*TASK*.
Only the pictures are to be dropped; return all other data below exactly.

*STORED DATA*.
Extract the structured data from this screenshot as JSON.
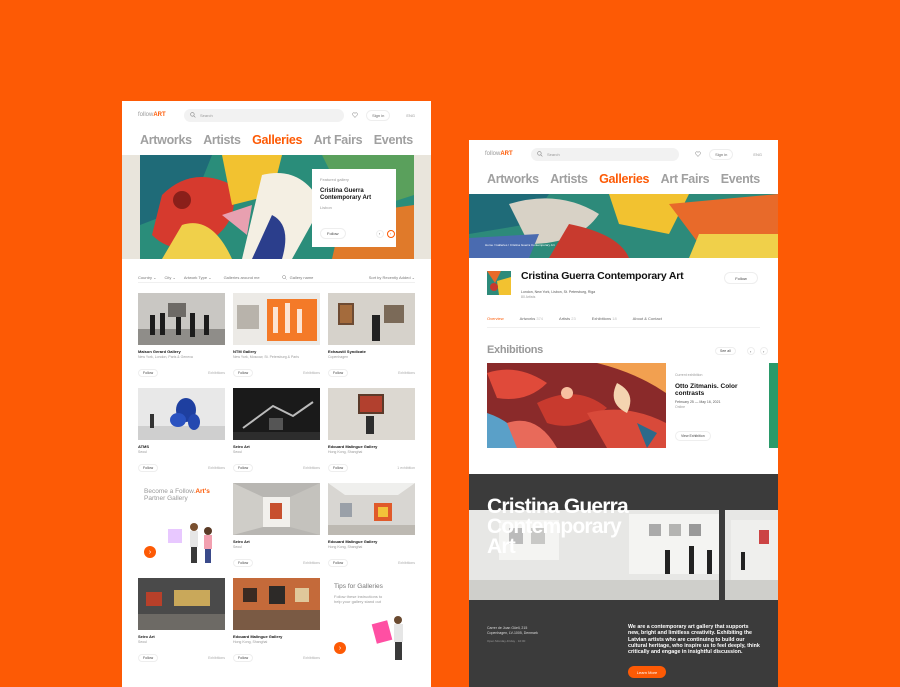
{
  "brand": {
    "logo_prefix": "follow",
    "logo_suffix": "ART",
    "accent": "#fd5a05"
  },
  "header": {
    "search_placeholder": "Search",
    "signin_label": "Sign in",
    "lang_label": "ENG"
  },
  "nav": [
    "Artworks",
    "Artists",
    "Galleries",
    "Art Fairs",
    "Events"
  ],
  "left": {
    "hero": {
      "eyebrow": "Featured gallery",
      "title_line1": "Cristina Guerra",
      "title_line2": "Contemporary Art",
      "location": "Lisbon",
      "follow_label": "Follow",
      "prev": "‹",
      "next": "›"
    },
    "filters": [
      "Country ⌄",
      "City ⌄",
      "Artwork Type ⌄",
      "Galleries around me",
      "Gallery name",
      "Sort by Recently Added ⌄"
    ],
    "galleries": [
      {
        "name": "Maison Gerard Gallery",
        "location": "New York, London, Paris & Geneva",
        "follow": "Follow",
        "exhibitions": "Exhibitions"
      },
      {
        "name": "NTM Gallery",
        "location": "New York, Moscow, St. Petersburg & Paris",
        "follow": "Follow",
        "exhibitions": "Exhibitions"
      },
      {
        "name": "Exhaustil Syndicate",
        "location": "Copenhagen",
        "follow": "Follow",
        "exhibitions": "Exhibitions"
      },
      {
        "name": "ATMS",
        "location": "Seoul",
        "follow": "Follow",
        "exhibitions": "Exhibitions"
      },
      {
        "name": "Seiro Art",
        "location": "Seoul",
        "follow": "Follow",
        "exhibitions": "Exhibitions"
      },
      {
        "name": "Edouard Malingue Gallery",
        "location": "Hong Kong, Shanghai",
        "follow": "Follow",
        "exhibitions": "1 exhibition"
      },
      {
        "name": "Seiro Art",
        "location": "Seoul",
        "follow": "Follow",
        "exhibitions": "Exhibitions"
      },
      {
        "name": "Edouard Malingue Gallery",
        "location": "Hong Kong, Shanghai",
        "follow": "Follow",
        "exhibitions": "Exhibitions"
      },
      {
        "name": "Seiro Art",
        "location": "Seoul",
        "follow": "Follow",
        "exhibitions": "Exhibitions"
      },
      {
        "name": "Edouard Malingue Gallery",
        "location": "Hong Kong, Shanghai",
        "follow": "Follow",
        "exhibitions": "Exhibitions"
      }
    ],
    "promo": {
      "line1": "Become a Follow.",
      "brand": "Art's",
      "line2": "Partner Gallery",
      "arrow": "›"
    },
    "tips": {
      "title": "Tips for Galleries",
      "text": "Follow these instructions to help your gallery stand out",
      "arrow": "›"
    }
  },
  "right": {
    "breadcrumb": "Home  /  Galleries  /  Cristina Guerra Contemporary Art",
    "gallery_name": "Cristina Guerra Contemporary Art",
    "cities": "London, New York, Lisbon, St. Petersburg, Riga",
    "artists_count": "80 Artists",
    "follow_label": "Follow",
    "tabs": [
      {
        "label": "Overview",
        "count": ""
      },
      {
        "label": "Artworks",
        "count": "374"
      },
      {
        "label": "Artists",
        "count": "23"
      },
      {
        "label": "Exhibitions",
        "count": "18"
      },
      {
        "label": "About & Contact",
        "count": ""
      }
    ],
    "exhibitions": {
      "heading": "Exhibitions",
      "see_all": "See all",
      "prev": "‹",
      "next": "›",
      "eyebrow": "Current exhibition",
      "title": "Otto Zitmanis. Color contrasts",
      "dates": "February 25 — May 16, 2021",
      "place": "Online",
      "button": "View Exhibition"
    },
    "banner": {
      "title_line1": "Cristina Guerra",
      "title_line2": "Contemporary",
      "title_line3": "Art",
      "address": "Carrer de Joan Güell, 215\nCopenhagen, LV-1005, Denmark",
      "hours": "Open Monday-Friday · 10:00",
      "about": "We are a contemporary art gallery that supports new, bright and limitless creativity. Exhibiting the Latvian artists who are continuing to build our cultural heritage, who inspire us to feel deeply, think critically and engage in insightful discussion.",
      "button": "Learn More"
    }
  }
}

*RESULT FOR THIS TASK*.
Extract the structured data from this screenshot as JSON.
{
  "brand": {
    "logo_prefix": "follow",
    "logo_suffix": "ART",
    "accent": "#fd5a05"
  },
  "header": {
    "search_placeholder": "Search",
    "signin_label": "Sign in",
    "lang_label": "ENG"
  },
  "nav": [
    "Artworks",
    "Artists",
    "Galleries",
    "Art Fairs",
    "Events"
  ],
  "left": {
    "hero": {
      "eyebrow": "Featured gallery",
      "title_line1": "Cristina Guerra",
      "title_line2": "Contemporary Art",
      "location": "Lisbon",
      "follow_label": "Follow",
      "prev": "‹",
      "next": "›"
    },
    "filters": [
      "Country ⌄",
      "City ⌄",
      "Artwork Type ⌄",
      "Galleries around me",
      "Gallery name",
      "Sort by Recently Added ⌄"
    ],
    "galleries": [
      {
        "name": "Maison Gerard Gallery",
        "location": "New York, London, Paris & Geneva",
        "follow": "Follow",
        "exhibitions": "Exhibitions"
      },
      {
        "name": "NTM Gallery",
        "location": "New York, Moscow, St. Petersburg & Paris",
        "follow": "Follow",
        "exhibitions": "Exhibitions"
      },
      {
        "name": "Exhaustil Syndicate",
        "location": "Copenhagen",
        "follow": "Follow",
        "exhibitions": "Exhibitions"
      },
      {
        "name": "ATMS",
        "location": "Seoul",
        "follow": "Follow",
        "exhibitions": "Exhibitions"
      },
      {
        "name": "Seiro Art",
        "location": "Seoul",
        "follow": "Follow",
        "exhibitions": "Exhibitions"
      },
      {
        "name": "Edouard Malingue Gallery",
        "location": "Hong Kong, Shanghai",
        "follow": "Follow",
        "exhibitions": "1 exhibition"
      },
      {
        "name": "Seiro Art",
        "location": "Seoul",
        "follow": "Follow",
        "exhibitions": "Exhibitions"
      },
      {
        "name": "Edouard Malingue Gallery",
        "location": "Hong Kong, Shanghai",
        "follow": "Follow",
        "exhibitions": "Exhibitions"
      },
      {
        "name": "Seiro Art",
        "location": "Seoul",
        "follow": "Follow",
        "exhibitions": "Exhibitions"
      },
      {
        "name": "Edouard Malingue Gallery",
        "location": "Hong Kong, Shanghai",
        "follow": "Follow",
        "exhibitions": "Exhibitions"
      }
    ],
    "promo": {
      "line1": "Become a Follow.",
      "brand": "Art's",
      "line2": "Partner Gallery",
      "arrow": "›"
    },
    "tips": {
      "title": "Tips for Galleries",
      "text": "Follow these instructions to help your gallery stand out",
      "arrow": "›"
    }
  },
  "right": {
    "breadcrumb": "Home  /  Galleries  /  Cristina Guerra Contemporary Art",
    "gallery_name": "Cristina Guerra Contemporary Art",
    "cities": "London, New York, Lisbon, St. Petersburg, Riga",
    "artists_count": "80 Artists",
    "follow_label": "Follow",
    "tabs": [
      {
        "label": "Overview",
        "count": ""
      },
      {
        "label": "Artworks",
        "count": "374"
      },
      {
        "label": "Artists",
        "count": "23"
      },
      {
        "label": "Exhibitions",
        "count": "18"
      },
      {
        "label": "About & Contact",
        "count": ""
      }
    ],
    "exhibitions": {
      "heading": "Exhibitions",
      "see_all": "See all",
      "prev": "‹",
      "next": "›",
      "eyebrow": "Current exhibition",
      "title": "Otto Zitmanis. Color contrasts",
      "dates": "February 25 — May 16, 2021",
      "place": "Online",
      "button": "View Exhibition"
    },
    "banner": {
      "title_line1": "Cristina Guerra",
      "title_line2": "Contemporary",
      "title_line3": "Art",
      "address": "Carrer de Joan Güell, 215\nCopenhagen, LV-1005, Denmark",
      "hours": "Open Monday-Friday · 10:00",
      "about": "We are a contemporary art gallery that supports new, bright and limitless creativity. Exhibiting the Latvian artists who are continuing to build our cultural heritage, who inspire us to feel deeply, think critically and engage in insightful discussion.",
      "button": "Learn More"
    }
  }
}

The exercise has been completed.